YOUR ASSIGNMENT => Say how many lines in the records contain the string "Overview". Nothing but the number should be given.

(Component data from apps and pages)
------------------------------------------------------------

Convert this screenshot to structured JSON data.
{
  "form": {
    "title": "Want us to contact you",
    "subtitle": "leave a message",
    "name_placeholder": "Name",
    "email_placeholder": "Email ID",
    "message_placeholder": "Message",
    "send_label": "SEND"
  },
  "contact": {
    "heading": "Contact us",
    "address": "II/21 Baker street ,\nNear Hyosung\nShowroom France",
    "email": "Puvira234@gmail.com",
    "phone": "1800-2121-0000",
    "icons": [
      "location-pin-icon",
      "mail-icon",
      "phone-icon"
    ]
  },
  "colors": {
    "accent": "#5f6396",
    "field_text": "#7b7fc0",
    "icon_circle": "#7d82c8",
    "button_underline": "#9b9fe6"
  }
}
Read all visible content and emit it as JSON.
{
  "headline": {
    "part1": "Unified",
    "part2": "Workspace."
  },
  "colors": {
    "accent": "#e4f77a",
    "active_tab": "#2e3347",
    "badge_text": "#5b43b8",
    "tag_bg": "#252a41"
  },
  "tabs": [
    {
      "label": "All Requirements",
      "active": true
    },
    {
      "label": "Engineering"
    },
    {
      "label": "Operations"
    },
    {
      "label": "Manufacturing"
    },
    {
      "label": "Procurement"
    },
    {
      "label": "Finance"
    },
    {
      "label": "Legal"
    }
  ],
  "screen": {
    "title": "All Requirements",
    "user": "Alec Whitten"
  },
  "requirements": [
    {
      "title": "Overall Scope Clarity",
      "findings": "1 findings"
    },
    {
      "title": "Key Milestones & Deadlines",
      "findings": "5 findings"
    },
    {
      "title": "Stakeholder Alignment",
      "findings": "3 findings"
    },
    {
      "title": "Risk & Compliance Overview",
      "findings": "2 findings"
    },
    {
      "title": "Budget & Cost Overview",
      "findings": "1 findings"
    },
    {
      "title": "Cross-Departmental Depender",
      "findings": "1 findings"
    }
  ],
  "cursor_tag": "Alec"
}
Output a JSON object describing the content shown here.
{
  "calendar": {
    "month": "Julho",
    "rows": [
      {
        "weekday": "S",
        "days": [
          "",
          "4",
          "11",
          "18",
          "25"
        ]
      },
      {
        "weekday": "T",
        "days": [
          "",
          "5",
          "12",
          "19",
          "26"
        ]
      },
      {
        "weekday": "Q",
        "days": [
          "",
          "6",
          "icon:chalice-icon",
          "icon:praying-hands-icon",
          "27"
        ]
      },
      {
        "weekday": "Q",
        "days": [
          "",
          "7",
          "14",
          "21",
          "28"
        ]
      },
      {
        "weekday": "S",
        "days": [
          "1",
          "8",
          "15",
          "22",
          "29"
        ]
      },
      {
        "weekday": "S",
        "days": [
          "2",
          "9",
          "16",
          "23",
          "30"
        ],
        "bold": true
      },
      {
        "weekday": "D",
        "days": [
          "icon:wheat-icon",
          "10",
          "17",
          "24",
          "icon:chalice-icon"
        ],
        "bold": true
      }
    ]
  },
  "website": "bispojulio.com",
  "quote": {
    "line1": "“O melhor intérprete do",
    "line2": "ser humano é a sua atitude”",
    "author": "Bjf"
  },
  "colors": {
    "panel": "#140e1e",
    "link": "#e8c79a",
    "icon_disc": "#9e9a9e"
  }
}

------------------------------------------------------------

TASK RESULT => 2